Standard homeowners and renters insurance covers damage caused from a variety of severe weather events, including hail, ice storm, tornadoes and strong winds, including winds from a hurricane.
Flood damage, however, is not covered by homeowners insurance, but coverage is available in the form of a separate policy from the federal government’s NFIP and a few private insurers. Source: I.I.I. 2016 Consumer Insurance Survey
The only qualification for the NFIP is that property owners must live in a community that participates in the program. You can check with your local government officials to find that out. The federal government requires flood insurance as a part of mortgages for houses in flood-prone areas. You might be eligible for a reduced rate if the community you live in has agreed to certain zoning regulations.
You can apply for federal flood insurance through insurance companies like American Family that participate in the NFIP in sales and claim-adjusting capacities on behalf of the federal government.
The NFIP provides coverage for up to $250,000 for the structure of the home and $100,000 for personal possessions and $500,000 each for building and contents of commercial properties. If you need flood insurance in excess of the NFIP’s limits, ask your insurance agent about specialized policies to provide excess coverage.

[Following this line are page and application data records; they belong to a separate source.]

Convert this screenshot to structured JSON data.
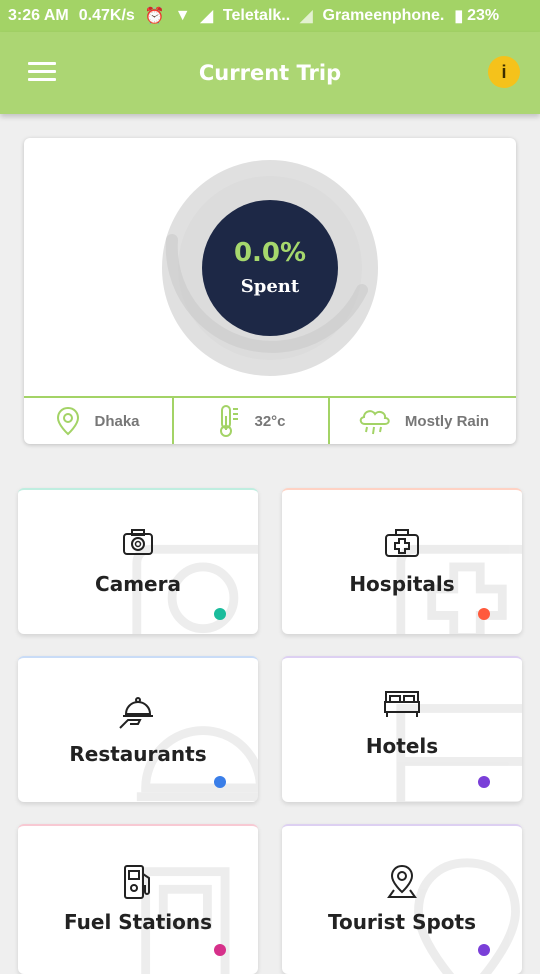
{
  "status_bar": {
    "time": "3:26 AM",
    "speed": "0.47K/s",
    "carrier1": "Teletalk..",
    "carrier2": "Grameenphone.",
    "battery": "23%"
  },
  "app_bar": {
    "title": "Current Trip",
    "info_label": "i"
  },
  "summary": {
    "spent_value": "0.0%",
    "spent_label": "Spent",
    "progress_fraction": 0.0,
    "location": "Dhaka",
    "temperature": "32°c",
    "weather": "Mostly Rain"
  },
  "colors": {
    "accent": "#a3d366",
    "ring_center": "#1d2846",
    "info": "#f5c21b"
  },
  "tiles": [
    {
      "label": "Camera",
      "icon": "camera-icon",
      "dot": "#1abc9c"
    },
    {
      "label": "Hospitals",
      "icon": "hospital-icon",
      "dot": "#ff5a3c"
    },
    {
      "label": "Restaurants",
      "icon": "restaurant-icon",
      "dot": "#3a7ee8"
    },
    {
      "label": "Hotels",
      "icon": "bed-icon",
      "dot": "#7a3fd8"
    },
    {
      "label": "Fuel Stations",
      "icon": "fuel-icon",
      "dot": "#d6308a"
    },
    {
      "label": "Tourist Spots",
      "icon": "location-pin-icon",
      "dot": "#7a3fd8"
    }
  ]
}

There are also contents-only policies available for renters.
There are also private insurers that offer private flood insurance that is not associated with the National Flood Insurance Program. American Family agents are able to access these type of policies for customers to try to obtain coverage.

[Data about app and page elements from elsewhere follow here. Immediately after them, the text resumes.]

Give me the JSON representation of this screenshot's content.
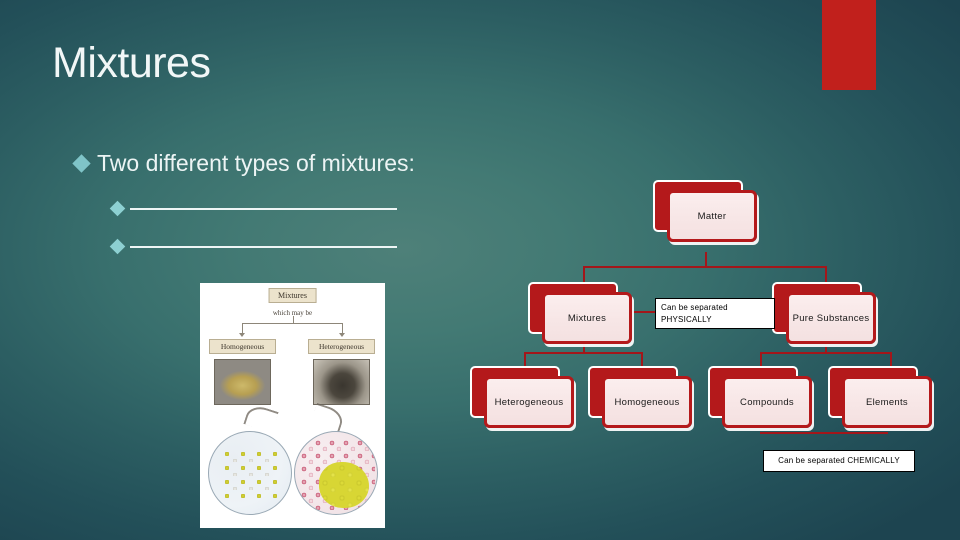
{
  "slide": {
    "title": "Mixtures",
    "accent_color": "#c1201c",
    "background_color": "#3a6f6c"
  },
  "bullets": {
    "level1": "Two different types of mixtures:",
    "level2": [
      "",
      ""
    ]
  },
  "picture": {
    "title": "Mixtures",
    "subtitle": "which may be",
    "left_label": "Homogeneous",
    "right_label": "Heterogeneous"
  },
  "diagram": {
    "nodes": [
      {
        "id": "matter",
        "label": "Matter"
      },
      {
        "id": "mixtures",
        "label": "Mixtures"
      },
      {
        "id": "pure-substances",
        "label": "Pure Substances"
      },
      {
        "id": "heterogeneous",
        "label": "Heterogeneous"
      },
      {
        "id": "homogeneous",
        "label": "Homogeneous"
      },
      {
        "id": "compounds",
        "label": "Compounds"
      },
      {
        "id": "elements",
        "label": "Elements"
      }
    ],
    "callouts": [
      {
        "id": "physically",
        "line1": "Can be separated",
        "line2": "PHYSICALLY"
      },
      {
        "id": "chemically",
        "line1": "Can be separated CHEMICALLY",
        "line2": ""
      }
    ],
    "node_fill": "#f7e6e6",
    "node_border": "#b4191b"
  }
}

According to the I.I.I.’s May 2016 Consumer Insurance Survey, nationally only 12 percent of homeowners had flood insurance, the lowest number since 2010 and down from 14 percent in 2015. In addition, the number of people buying NFIP policies nationwide has plunged by 549,000—almost 10 percent—since 2009, even as coastal development surges and sea levels rise.
It’s also important to note, “Back-up of Sewer and Sump Pump Overflow” endorsements, that some property owners purchase, only cover damage caused by sewage or wastewater (effluent) that backs up through sewers or water that overflows from sump pumps. But if those occurrences are caused by flooding, coverage is excluded under the endorsement.

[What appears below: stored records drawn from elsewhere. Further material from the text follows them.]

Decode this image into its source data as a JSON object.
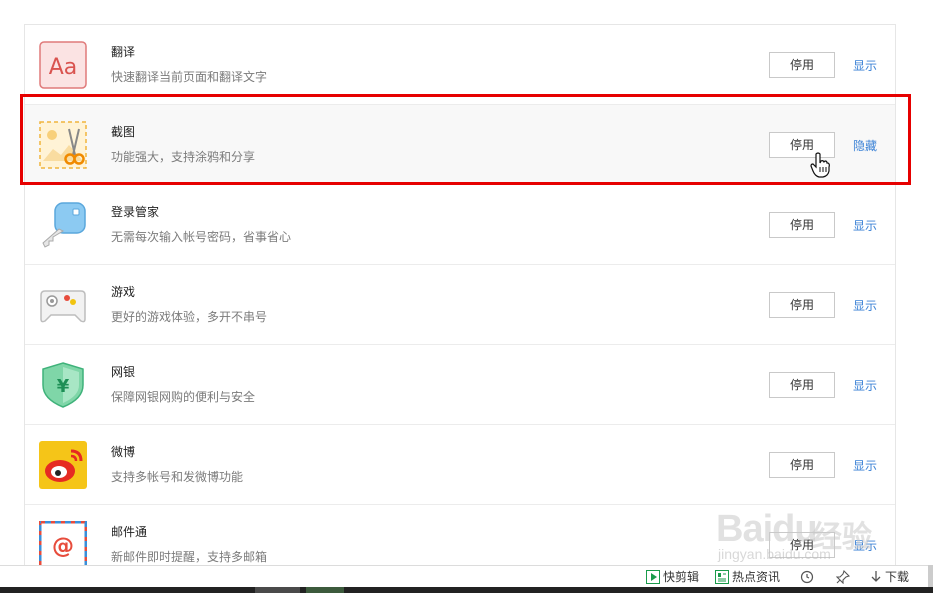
{
  "extensions": [
    {
      "name": "翻译",
      "desc": "快速翻译当前页面和翻译文字",
      "button": "停用",
      "toggle": "显示"
    },
    {
      "name": "截图",
      "desc": "功能强大，支持涂鸦和分享",
      "button": "停用",
      "toggle": "隐藏"
    },
    {
      "name": "登录管家",
      "desc": "无需每次输入帐号密码，省事省心",
      "button": "停用",
      "toggle": "显示"
    },
    {
      "name": "游戏",
      "desc": "更好的游戏体验，多开不串号",
      "button": "停用",
      "toggle": "显示"
    },
    {
      "name": "网银",
      "desc": "保障网银网购的便利与安全",
      "button": "停用",
      "toggle": "显示"
    },
    {
      "name": "微博",
      "desc": "支持多帐号和发微博功能",
      "button": "停用",
      "toggle": "显示"
    },
    {
      "name": "邮件通",
      "desc": "新邮件即时提醒，支持多邮箱",
      "button": "停用",
      "toggle": "显示"
    }
  ],
  "icons": [
    "translate-icon",
    "screenshot-icon",
    "key-icon",
    "gamepad-icon",
    "shield-icon",
    "weibo-icon",
    "mail-icon"
  ],
  "colors": {
    "link": "#3b82d6",
    "highlight_border": "#e60000"
  },
  "watermark": {
    "brand": "Baidu",
    "sub": "经验",
    "url": "jingyan.baidu.com"
  },
  "statusbar": {
    "quick_cut": "快剪辑",
    "hot_news": "热点资讯",
    "download": "下载"
  }
}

Generally, there is a 30-day waiting period for flood insurance to become effective once the full premium has been paid. The waiting period is waived, however, when obtaining, increasing, extending or renewing a federally backed loan for a property. In cases where a property has been reclassified as high-risk due to a revision in the Flood Insurance Rate Map (where it is now in a floodplain where before it was not), the waiting period is only one day.
Options for those without flood insurance
For homeowners impacted by flooding who did not purchase flood insurance, disaster assistance may be available through grants from the Federal Emergency Management Agency (FEMA) to help pay for temporary housing, emergency home repairs, uninsured and underinsured personal property losses and medical, dental and funeral expenses associated with the disaster. Residents who were affected can apply for assistance online at www.DisasterAssistance.gov or call 800-621-3362 or (TTY) 800-462-7585, 7 a.m. to 10 p.m. seven days a week.